GOAL OF THE EXERCISE: Nothing but the images is to be left out of your exact copy of the entries.

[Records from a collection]

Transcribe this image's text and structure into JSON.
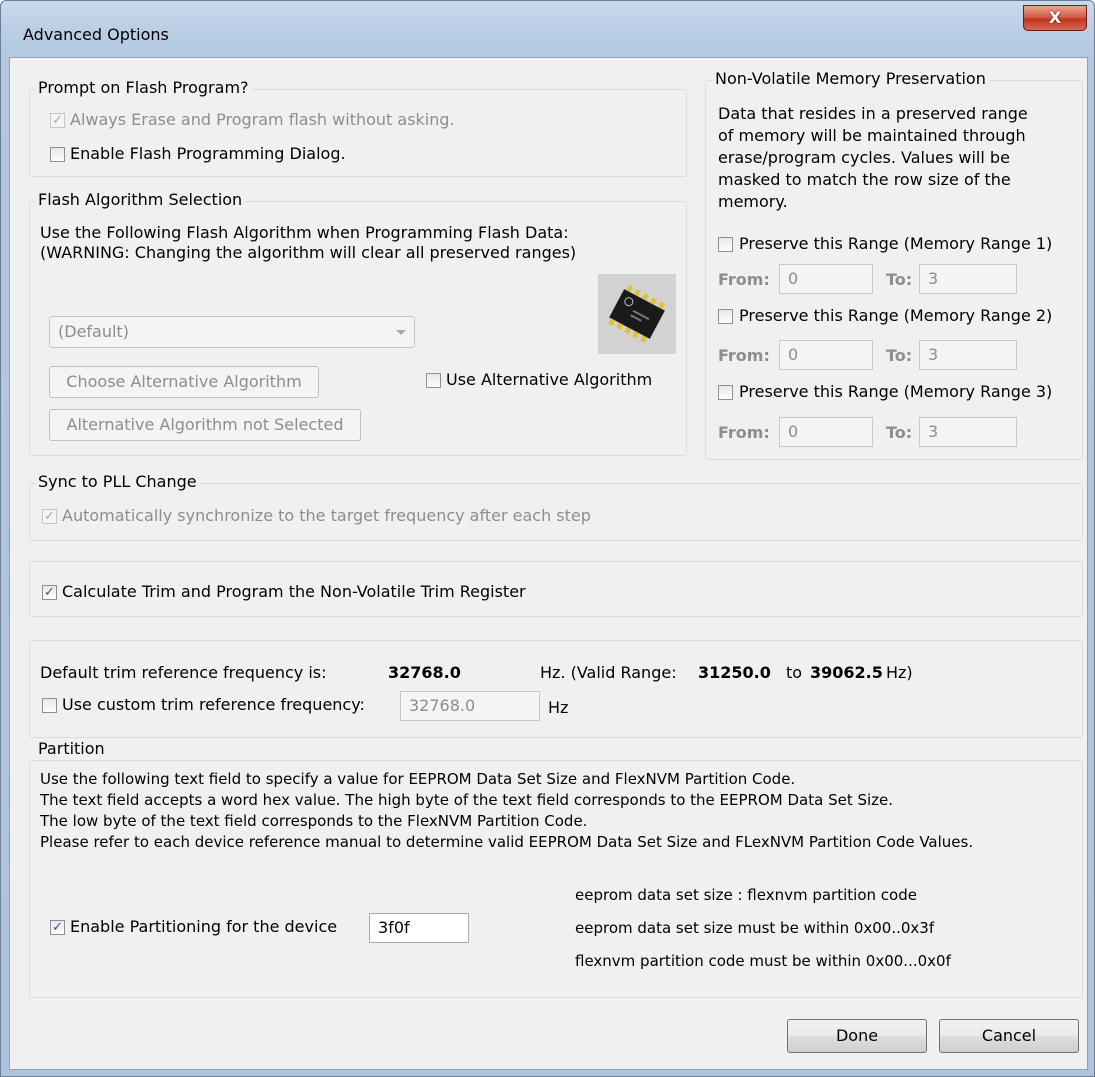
{
  "window": {
    "title": "Advanced Options",
    "close_glyph": "X"
  },
  "prompt_group": {
    "label": "Prompt on Flash Program?",
    "always_erase": {
      "label": "Always Erase and Program flash without asking.",
      "check": "✓"
    },
    "enable_dialog": {
      "label": "Enable Flash Programming Dialog.",
      "check": ""
    }
  },
  "algorithm_group": {
    "label": "Flash Algorithm Selection",
    "line1": "Use the Following Flash Algorithm when Programming Flash Data:",
    "line2": "(WARNING: Changing the algorithm will clear all preserved ranges)",
    "selected_value": "(Default)",
    "choose_button": "Choose Alternative Algorithm",
    "not_selected_button": "Alternative Algorithm not Selected",
    "use_alt": {
      "label": "Use Alternative Algorithm",
      "check": ""
    },
    "chip_icon": "chip-icon"
  },
  "nvm_group": {
    "label": "Non-Volatile Memory Preservation",
    "desc": [
      "Data that resides in a preserved range",
      "of memory will be maintained through",
      "erase/program cycles. Values will be",
      "masked to match the row size of the",
      "memory."
    ],
    "from_label": "From:",
    "to_label": "To:",
    "ranges": [
      {
        "label": "Preserve this Range (Memory Range 1)",
        "check": "",
        "from": "0",
        "to": "3"
      },
      {
        "label": "Preserve this Range (Memory Range 2)",
        "check": "",
        "from": "0",
        "to": "3"
      },
      {
        "label": "Preserve this Range (Memory Range 3)",
        "check": "",
        "from": "0",
        "to": "3"
      }
    ]
  },
  "sync_group": {
    "label": "Sync to PLL Change",
    "auto_sync": {
      "label": "Automatically synchronize to the target frequency after each step",
      "check": "✓"
    }
  },
  "trim_group": {
    "calc": {
      "label": "Calculate Trim and Program the Non-Volatile Trim Register",
      "check": "✓"
    }
  },
  "freq_group": {
    "default_label": "Default trim reference frequency is:",
    "default_value": "32768.0",
    "hz_valid_prefix": "Hz. (Valid Range:",
    "range_min": "31250.0",
    "to_word": "to",
    "range_max": "39062.5",
    "hz_suffix": "Hz)",
    "custom": {
      "label": "Use custom trim reference frequency:",
      "check": ""
    },
    "custom_value": "32768.0",
    "custom_unit": "Hz"
  },
  "partition_group": {
    "label": "Partition",
    "lines": [
      "Use the following text field to specify a value for EEPROM Data Set Size and FlexNVM Partition Code.",
      "The text field accepts a word hex value. The high byte of the text field corresponds to the EEPROM Data Set Size.",
      "The low byte of the text field corresponds to the FlexNVM Partition Code.",
      "Please refer to each device reference manual to determine valid EEPROM Data Set Size and FLexNVM Partition Code Values."
    ],
    "enable": {
      "label": "Enable Partitioning for the device",
      "check": "✓"
    },
    "value": "3f0f",
    "hints": [
      "eeprom data set size : flexnvm partition code",
      "eeprom data set size must be within 0x00..0x3f",
      "flexnvm partition code must be within 0x00...0x0f"
    ]
  },
  "buttons": {
    "done": "Done",
    "cancel": "Cancel"
  }
}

ANSWER:
Transcribe this image's text and structure into JSON.
{
  "window": {
    "title": "Advanced Options",
    "close_glyph": "X"
  },
  "prompt_group": {
    "label": "Prompt on Flash Program?",
    "always_erase": {
      "label": "Always Erase and Program flash without asking.",
      "check": "✓"
    },
    "enable_dialog": {
      "label": "Enable Flash Programming Dialog.",
      "check": ""
    }
  },
  "algorithm_group": {
    "label": "Flash Algorithm Selection",
    "line1": "Use the Following Flash Algorithm when Programming Flash Data:",
    "line2": "(WARNING: Changing the algorithm will clear all preserved ranges)",
    "selected_value": "(Default)",
    "choose_button": "Choose Alternative Algorithm",
    "not_selected_button": "Alternative Algorithm not Selected",
    "use_alt": {
      "label": "Use Alternative Algorithm",
      "check": ""
    },
    "chip_icon": "chip-icon"
  },
  "nvm_group": {
    "label": "Non-Volatile Memory Preservation",
    "desc": [
      "Data that resides in a preserved range",
      "of memory will be maintained through",
      "erase/program cycles. Values will be",
      "masked to match the row size of the",
      "memory."
    ],
    "from_label": "From:",
    "to_label": "To:",
    "ranges": [
      {
        "label": "Preserve this Range (Memory Range 1)",
        "check": "",
        "from": "0",
        "to": "3"
      },
      {
        "label": "Preserve this Range (Memory Range 2)",
        "check": "",
        "from": "0",
        "to": "3"
      },
      {
        "label": "Preserve this Range (Memory Range 3)",
        "check": "",
        "from": "0",
        "to": "3"
      }
    ]
  },
  "sync_group": {
    "label": "Sync to PLL Change",
    "auto_sync": {
      "label": "Automatically synchronize to the target frequency after each step",
      "check": "✓"
    }
  },
  "trim_group": {
    "calc": {
      "label": "Calculate Trim and Program the Non-Volatile Trim Register",
      "check": "✓"
    }
  },
  "freq_group": {
    "default_label": "Default trim reference frequency is:",
    "default_value": "32768.0",
    "hz_valid_prefix": "Hz. (Valid Range:",
    "range_min": "31250.0",
    "to_word": "to",
    "range_max": "39062.5",
    "hz_suffix": "Hz)",
    "custom": {
      "label": "Use custom trim reference frequency:",
      "check": ""
    },
    "custom_value": "32768.0",
    "custom_unit": "Hz"
  },
  "partition_group": {
    "label": "Partition",
    "lines": [
      "Use the following text field to specify a value for EEPROM Data Set Size and FlexNVM Partition Code.",
      "The text field accepts a word hex value. The high byte of the text field corresponds to the EEPROM Data Set Size.",
      "The low byte of the text field corresponds to the FlexNVM Partition Code.",
      "Please refer to each device reference manual to determine valid EEPROM Data Set Size and FLexNVM Partition Code Values."
    ],
    "enable": {
      "label": "Enable Partitioning for the device",
      "check": "✓"
    },
    "value": "3f0f",
    "hints": [
      "eeprom data set size : flexnvm partition code",
      "eeprom data set size must be within 0x00..0x3f",
      "flexnvm partition code must be within 0x00...0x0f"
    ]
  },
  "buttons": {
    "done": "Done",
    "cancel": "Cancel"
  }
}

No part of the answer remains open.